I cannot explain why the compiler won't treat these as equivalent, but given that it does not, I'll attempt to explain why it refuses to do so.
The first one (
List<? extends Object>) asserts that the type of objects held in the
List are of some unknown type derived from
Object. The second one (
List<?>) says less; it merely says that the type of the objects in the list is unknown. It doesn't mention any expected supertype as the upper bound of the unknown type.
In order to verify the first assumption, the compiler wants to hear you say something about the expected types held in the
List instance constructed here as the raw type
LinkedList, which says nothing on the subject. However, if you were to construct the instance as type
LinkedList<Object>, you're at least guaranteeing that covariant reads against the instance will be consistent with your assertion: namely, that the things in this list are some kind of
Now, this all seems silly, because every reference/non-primitive type in Java extends
Object, so there shouldn't be any difference in interpretation between
List<? extends Object> and
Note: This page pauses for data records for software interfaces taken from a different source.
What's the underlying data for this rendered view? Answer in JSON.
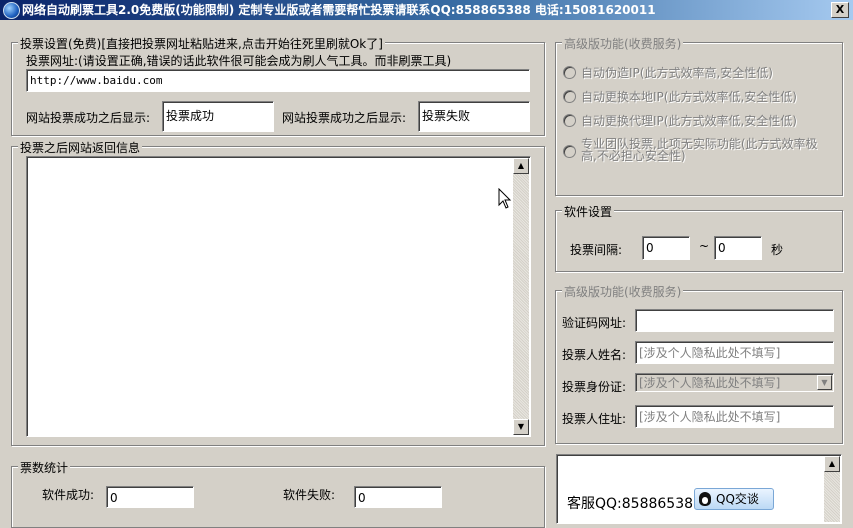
{
  "window": {
    "title": "网络自动刷票工具2.0免费版(功能限制)    定制专业版或者需要帮忙投票请联系QQ:858865388   电话:15081620011",
    "close_glyph": "X"
  },
  "vote_settings": {
    "legend": "投票设置(免费)[直接把投票网址粘贴进来,点击开始往死里刷就Ok了]",
    "url_label": "投票网址:(请设置正确,错误的话此软件很可能会成为刷人气工具。而非刷票工具)",
    "url_value": "http://www.baidu.com",
    "success_label": "网站投票成功之后显示:",
    "success_value": "投票成功",
    "fail_label": "网站投票成功之后显示:",
    "fail_value": "投票失败"
  },
  "response_panel": {
    "legend": "投票之后网站返回信息",
    "content": ""
  },
  "premium_options": {
    "legend": "高级版功能(收费服务)",
    "options": [
      "自动伪造IP(此方式效率高,安全性低)",
      "自动更换本地IP(此方式效率低,安全性低)",
      "自动更换代理IP(此方式效率低,安全性低)",
      "专业团队投票,此项无实际功能(此方式效率极高,不必担心安全性)"
    ]
  },
  "software_settings": {
    "legend": "软件设置",
    "interval_label": "投票间隔:",
    "interval_min": "0",
    "tilde": "~",
    "interval_max": "0",
    "unit": "秒"
  },
  "premium_fields": {
    "legend": "高级版功能(收费服务)",
    "captcha_label": "验证码网址:",
    "captcha_value": "",
    "name_label": "投票人姓名:",
    "name_placeholder": "[涉及个人隐私此处不填写]",
    "id_label": "投票身份证:",
    "id_placeholder": "[涉及个人隐私此处不填写]",
    "address_label": "投票人住址:",
    "address_placeholder": "[涉及个人隐私此处不填写]"
  },
  "stats": {
    "legend": "票数统计",
    "success_label": "软件成功:",
    "success_value": "0",
    "fail_label": "软件失败:",
    "fail_value": "0"
  },
  "support": {
    "text": "客服QQ:858865388",
    "button_label": "QQ交谈"
  }
}
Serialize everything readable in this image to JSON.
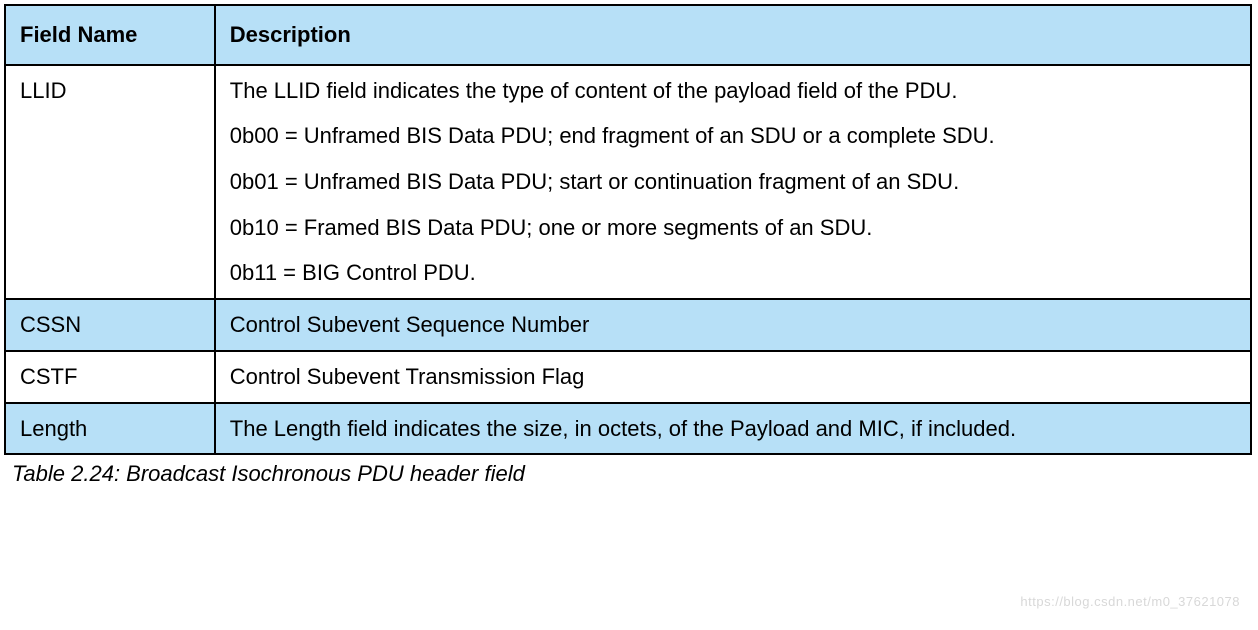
{
  "table": {
    "headers": {
      "field": "Field Name",
      "description": "Description"
    },
    "rows": [
      {
        "field": "LLID",
        "alt": false,
        "description_lines": [
          "The LLID field indicates the type of content of the payload field of the PDU.",
          "0b00 = Unframed BIS Data PDU; end fragment of an SDU or a complete SDU.",
          "0b01 = Unframed BIS Data PDU; start or continuation fragment of an SDU.",
          "0b10 = Framed BIS Data PDU; one or more segments of an SDU.",
          "0b11 = BIG Control PDU."
        ]
      },
      {
        "field": "CSSN",
        "alt": true,
        "description_lines": [
          "Control Subevent Sequence Number"
        ]
      },
      {
        "field": "CSTF",
        "alt": false,
        "description_lines": [
          "Control Subevent Transmission Flag"
        ]
      },
      {
        "field": "Length",
        "alt": true,
        "description_lines": [
          "The Length field indicates the size, in octets, of the Payload and MIC, if included."
        ]
      }
    ]
  },
  "caption": "Table 2.24:  Broadcast Isochronous PDU header field",
  "watermark": "https://blog.csdn.net/m0_37621078"
}
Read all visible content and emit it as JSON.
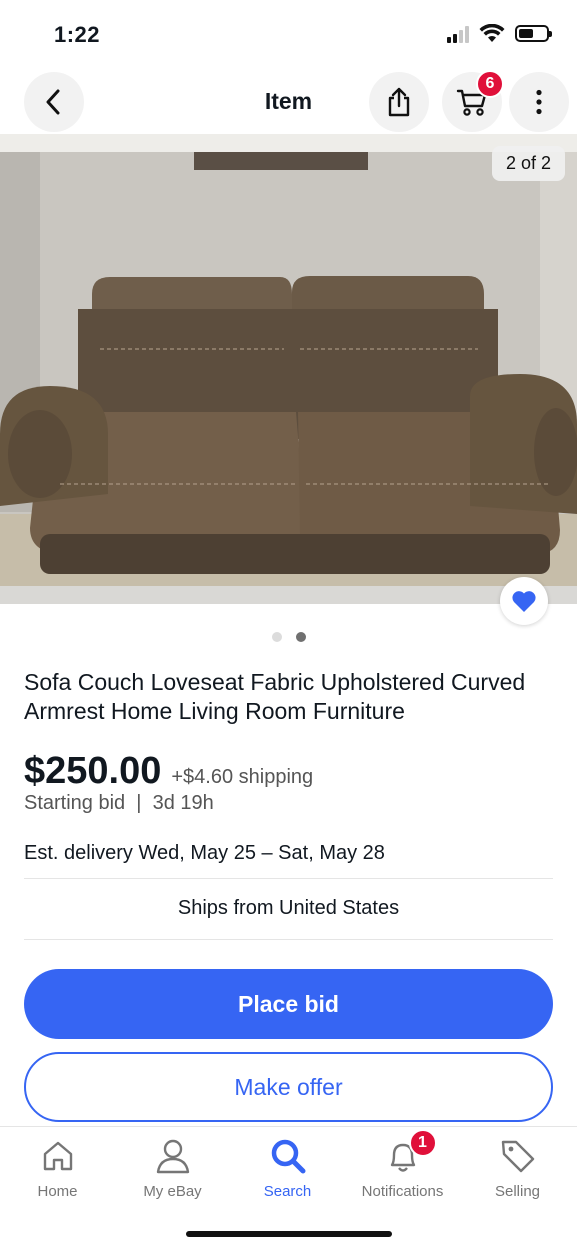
{
  "status_bar": {
    "time": "1:22"
  },
  "header": {
    "title": "Item",
    "cart_count": "6"
  },
  "gallery": {
    "counter": "2 of 2",
    "total_images": 2,
    "active_index": 2
  },
  "item": {
    "title": "Sofa Couch Loveseat Fabric Upholstered Curved Armrest Home Living Room Furniture",
    "price": "$250.00",
    "shipping": "+$4.60 shipping",
    "bid_info": "Starting bid  |  3d 19h",
    "delivery": "Est. delivery Wed, May 25 – Sat, May 28",
    "ships_from": "Ships from United States"
  },
  "actions": {
    "place_bid": "Place bid",
    "make_offer": "Make offer"
  },
  "bottom_nav": {
    "items": [
      {
        "label": "Home",
        "icon": "home-icon"
      },
      {
        "label": "My eBay",
        "icon": "person-icon"
      },
      {
        "label": "Search",
        "icon": "search-icon",
        "active": true
      },
      {
        "label": "Notifications",
        "icon": "bell-icon",
        "badge": "1"
      },
      {
        "label": "Selling",
        "icon": "tag-icon"
      }
    ]
  },
  "colors": {
    "accent": "#3665f3",
    "badge": "#e0103a",
    "text": "#111820",
    "muted": "#767676"
  }
}
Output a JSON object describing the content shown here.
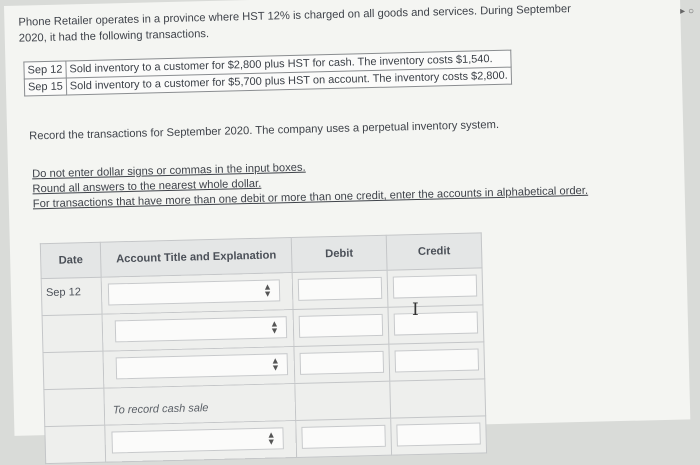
{
  "intro": {
    "line1": "Phone Retailer operates in a province where HST 12% is charged on all goods and services. During September",
    "line2": "2020, it had the following transactions."
  },
  "transactions": [
    {
      "date": "Sep 12",
      "text": "Sold inventory to a customer for $2,800 plus HST for cash. The inventory costs $1,540."
    },
    {
      "date": "Sep 15",
      "text": "Sold inventory to a customer for $5,700 plus HST on account. The inventory costs $2,800."
    }
  ],
  "instruction": "Record the transactions for September 2020. The company uses a perpetual inventory system.",
  "notes": [
    "Do not enter dollar signs or commas in the input boxes.",
    "Round all answers to the nearest whole dollar.",
    "For transactions that have more than one debit or more than one credit, enter the accounts in alphabetical order."
  ],
  "journal": {
    "headers": {
      "date": "Date",
      "account": "Account Title and Explanation",
      "debit": "Debit",
      "credit": "Credit"
    },
    "rows": [
      {
        "date": "Sep 12"
      },
      {
        "date": ""
      },
      {
        "date": ""
      },
      {
        "date": "",
        "explanation": "To record cash sale"
      },
      {
        "date": ""
      }
    ]
  },
  "icons": {
    "select_arrows": "updown-arrows-icon",
    "text_cursor": "ibeam-cursor-icon"
  }
}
List<?>; after all, the second one implies the first one, by virtue of the language's type system's mandated singly-rooted class hierarchy.